By Marius Zaharia and John Geddie
LONDON, Oct 20 (Reuters) - German government bond yields hit a three-week high late on Tuesday after an upbeat ECB lending survey silenced some calls for the central bank to step up its trillion-euro bond-buying programme.
Credit standards for euro zone companies eased more than expected in the third quarter of 2015 as banks awash with central bank money competed for customers, the ECB’s survey showed. That helped offset a bigger-than-expected decline in German producer prices earlier in the day.
With consumer prices also falling, the pressure on the ECB to ease monetary policy further by boosting its quantitative easing scheme is high, but the lending survey may have won it some breathing space.
“For the ECB this is a key piece of information, which the hawks will use perhaps to say ‘wait a minute’ to the doves who want to beef up QE,” said Martin van Vliet, senior rate strategist at ING.
German 10-year yields - the euro zone benchmark - were up 7 basis points on the day at 0.637 percent, the highest level seen since Oct. 20. They fell as low as 0.55 percent after the earlier producer prices data.
All other euro zone bonds were up between 4-7 bps.
The ECB’s Governing Council meets in Malta on Thursday and markets expect President Mario Draghi to highlight a willingness to act to boost inflation, but stop short of adjusting its current 60 billion euros a month of asset purchases.
“QE continues to feed through the real economy,” said Christel Aranda-Hassel, director, European Economics at Credit Suisse. “The ECB can steer clear from providing additional measures just yet.”
Nevertheless, the ECB is widely expected to act in coming months.

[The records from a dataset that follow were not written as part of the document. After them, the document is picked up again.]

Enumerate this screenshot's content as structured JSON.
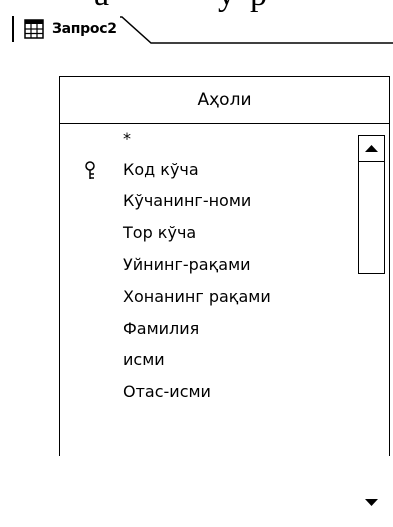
{
  "tab": {
    "label": "Запрос2"
  },
  "table": {
    "title": "Аҳоли",
    "fields": [
      {
        "label": "*",
        "primary_key": false
      },
      {
        "label": "Код кўча",
        "primary_key": true
      },
      {
        "label": "Кўчанинг-номи",
        "primary_key": false
      },
      {
        "label": "Тор кўча",
        "primary_key": false
      },
      {
        "label": "Уйнинг-рақами",
        "primary_key": false
      },
      {
        "label": "Хонанинг рақами",
        "primary_key": false
      },
      {
        "label": "Фамилия",
        "primary_key": false
      },
      {
        "label": "исми",
        "primary_key": false
      },
      {
        "label": "Отас-исми",
        "primary_key": false
      }
    ]
  },
  "icons": {
    "tab": "query-icon",
    "key": "key-icon",
    "scroll_up": "arrow-up-icon",
    "scroll_down": "arrow-down-icon"
  }
}
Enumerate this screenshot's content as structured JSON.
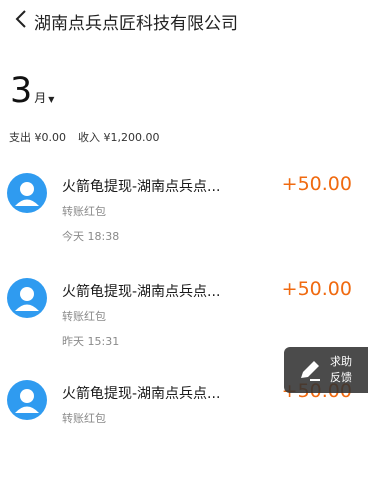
{
  "header": {
    "title": "湖南点兵点匠科技有限公司"
  },
  "month": {
    "number": "3",
    "unit": "月"
  },
  "summary": {
    "expense": "支出 ¥0.00",
    "income": "收入 ¥1,200.00"
  },
  "transactions": [
    {
      "name": "火箭龟提现-湖南点兵点...",
      "amount": "+50.00",
      "type": "转账红包",
      "time": "今天 18:38"
    },
    {
      "name": "火箭龟提现-湖南点兵点...",
      "amount": "+50.00",
      "type": "转账红包",
      "time": "昨天 15:31"
    },
    {
      "name": "火箭龟提现-湖南点兵点...",
      "amount": "+50.00",
      "type": "转账红包",
      "time": ""
    }
  ],
  "help": {
    "line1": "求助",
    "line2": "反馈"
  },
  "colors": {
    "accent_amount": "#f06a10",
    "avatar": "#2f9bf0"
  }
}
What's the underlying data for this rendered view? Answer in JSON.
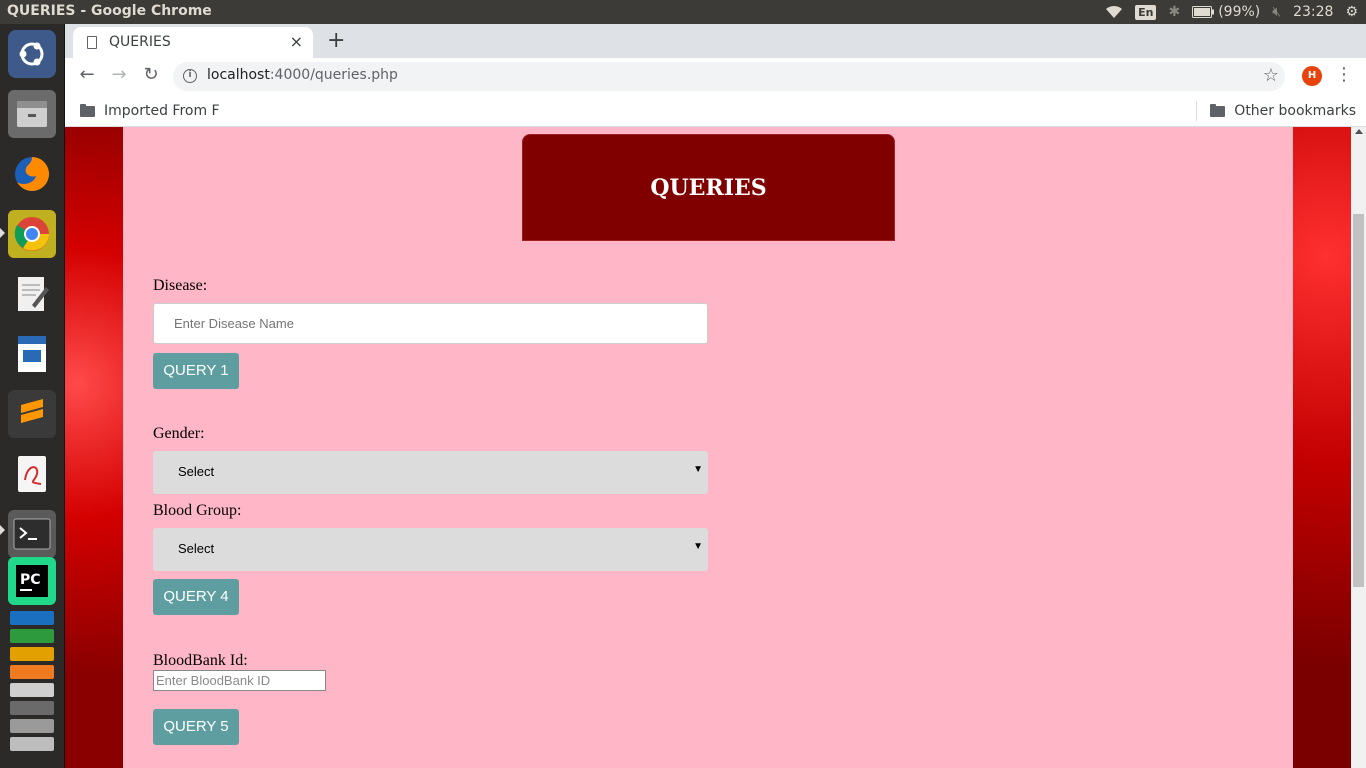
{
  "os": {
    "window_title": "QUERIES - Google Chrome",
    "keyboard_layout": "En",
    "battery": "(99%)",
    "clock": "23:28"
  },
  "launcher": {
    "apps": [
      "ubuntu-dash",
      "files",
      "firefox",
      "chrome",
      "text-editor",
      "libreoffice-writer",
      "sublime-text",
      "document-viewer",
      "terminal",
      "pycharm",
      "stacked-apps"
    ]
  },
  "browser": {
    "tab_title": "QUERIES",
    "tab_close": "×",
    "new_tab": "+",
    "back": "←",
    "forward": "→",
    "reload": "↻",
    "url_host": "localhost",
    "url_path": ":4000/queries.php",
    "star": "☆",
    "profile_initial": "H",
    "menu": "⋮",
    "bookmark_left": "Imported From F",
    "bookmark_right": "Other bookmarks"
  },
  "page": {
    "header_title": "QUERIES",
    "disease_label": "Disease:",
    "disease_placeholder": "Enter Disease Name",
    "query1": "QUERY 1",
    "gender_label": "Gender:",
    "gender_selected": "Select",
    "blood_group_label": "Blood Group:",
    "blood_group_selected": "Select",
    "query4": "QUERY 4",
    "bloodbank_label": "BloodBank Id:",
    "bloodbank_placeholder": "Enter BloodBank ID",
    "query5": "QUERY 5"
  },
  "colors": {
    "page_bg": "#ffb6c6",
    "header_bg": "#800000",
    "button_bg": "#5f9ea0",
    "select_bg": "#dcdcdc"
  }
}
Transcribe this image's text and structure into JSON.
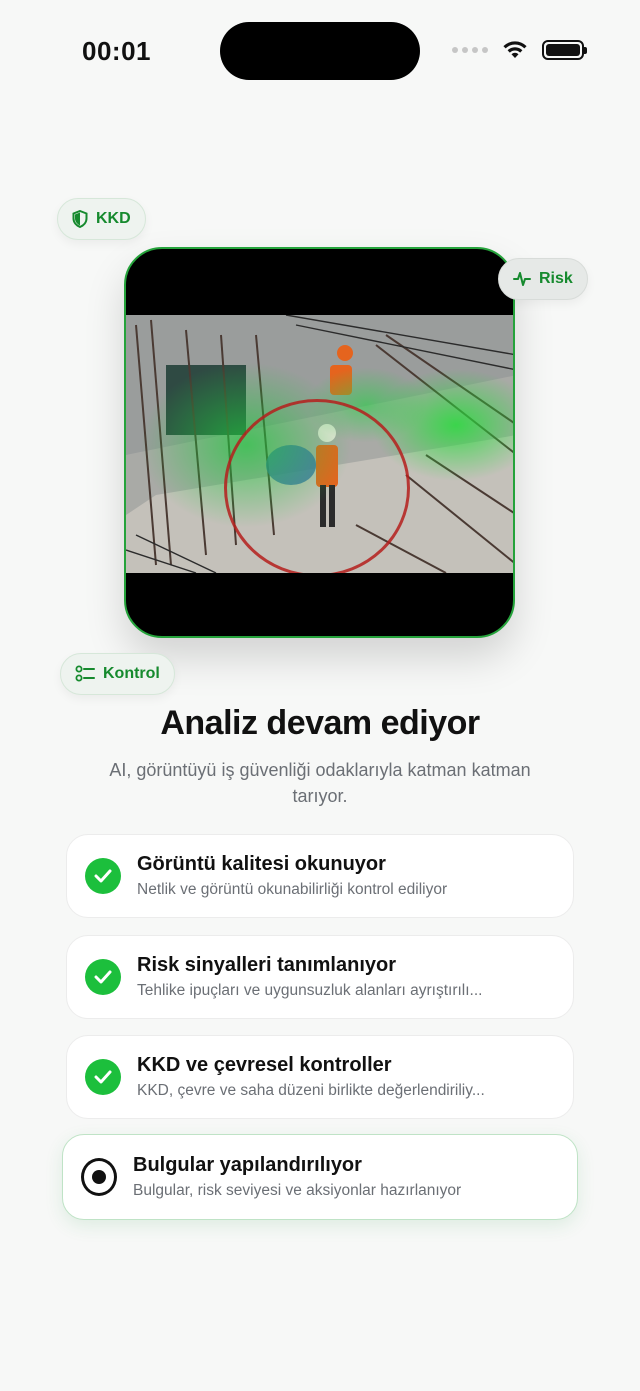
{
  "status_bar": {
    "time": "00:01"
  },
  "chips": {
    "kkd": "KKD",
    "risk": "Risk",
    "kontrol": "Kontrol"
  },
  "main": {
    "title": "Analiz devam ediyor",
    "subtitle": "AI, görüntüyü iş güvenliği odaklarıyla katman katman tarıyor."
  },
  "steps": [
    {
      "title": "Görüntü kalitesi okunuyor",
      "desc": "Netlik ve görüntü okunabilirliği kontrol ediliyor",
      "state": "done"
    },
    {
      "title": "Risk sinyalleri tanımlanıyor",
      "desc": "Tehlike ipuçları ve uygunsuzluk alanları ayrıştırılı...",
      "state": "done"
    },
    {
      "title": "KKD ve çevresel kontroller",
      "desc": "KKD, çevre ve saha düzeni birlikte değerlendiriliy...",
      "state": "done"
    },
    {
      "title": "Bulgular yapılandırılıyor",
      "desc": "Bulgular, risk seviyesi ve aksiyonlar hazırlanıyor",
      "state": "active"
    }
  ],
  "colors": {
    "accent": "#1cbf3c",
    "chip_text": "#168a2e",
    "risk_ring": "#b51f1c"
  }
}
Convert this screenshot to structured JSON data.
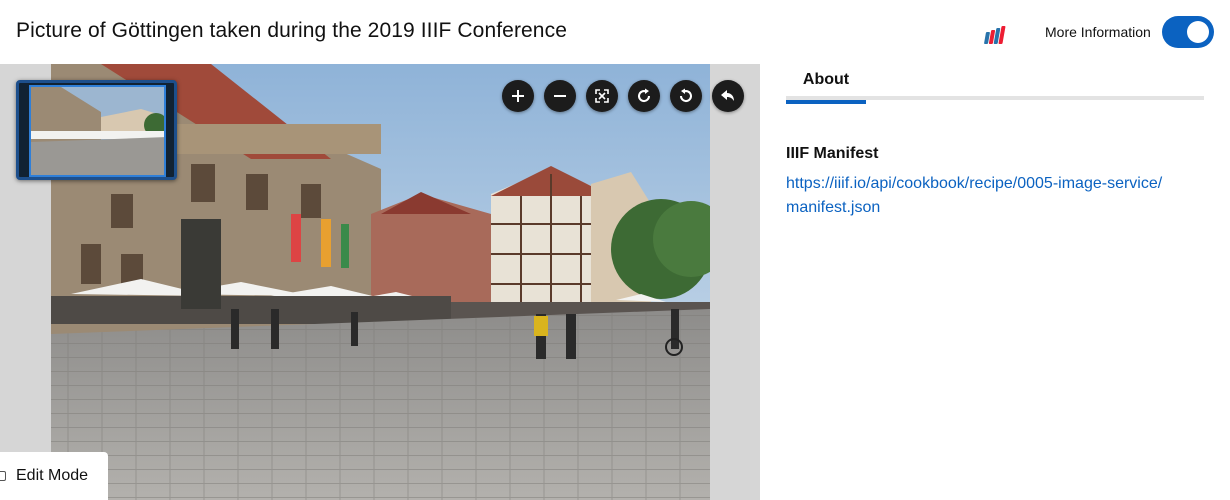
{
  "header": {
    "title": "Picture of Göttingen taken during the 2019 IIIF Conference",
    "logo_icon": "iiif-logo-icon",
    "more_info_label": "More Information",
    "more_info_toggle_on": true,
    "accent_color": "#0b62c1"
  },
  "viewer": {
    "controls": [
      {
        "name": "zoom-in",
        "icon": "plus-icon"
      },
      {
        "name": "zoom-out",
        "icon": "minus-icon"
      },
      {
        "name": "full-page",
        "icon": "fullscreen-icon"
      },
      {
        "name": "rotate-right",
        "icon": "rotate-right-icon"
      },
      {
        "name": "rotate-left",
        "icon": "rotate-left-icon"
      },
      {
        "name": "home",
        "icon": "reset-arrow-icon"
      }
    ],
    "edit_mode_label": "Edit Mode",
    "edit_mode_checked": false
  },
  "panel": {
    "tabs": [
      {
        "label": "About",
        "active": true
      }
    ],
    "manifest_heading": "IIIF Manifest",
    "manifest_url": "https://iiif.io/api/cookbook/recipe/0005-image-service/manifest.json"
  }
}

Many predict a supercharged QE scheme to be announced in December.
Despite a rise of more than 10 basis points this month, the most closely watched barometer of the market’s inflation expectations, the five-year, five-year breakeven forward , remains below the ECB’s target of just below 2 percent. The measure, which shows where markets expect 2025 forecasts to be in 2020, traded around 1.69 percent.
“Renewed global disinflationary pressures make it harder for the ECB to achieve its target not just this year or next year but in the medium term as well,” said Nick Stamenkovic, bond strategist at RIA Capital Markets.
Bank of Spain Governor Luis Maria Linde became the latest policymaker to suggest the ECB might extend or modify its QE programme on Tuesday.
The ECB won’t do that at its meeting on Thursday, according to all but one of 20 euro money market traders polled by Reuters on Monday. But 15 of them expected it to announce new measures at a later date. (Editing by Larry King/Ruth Pitchford)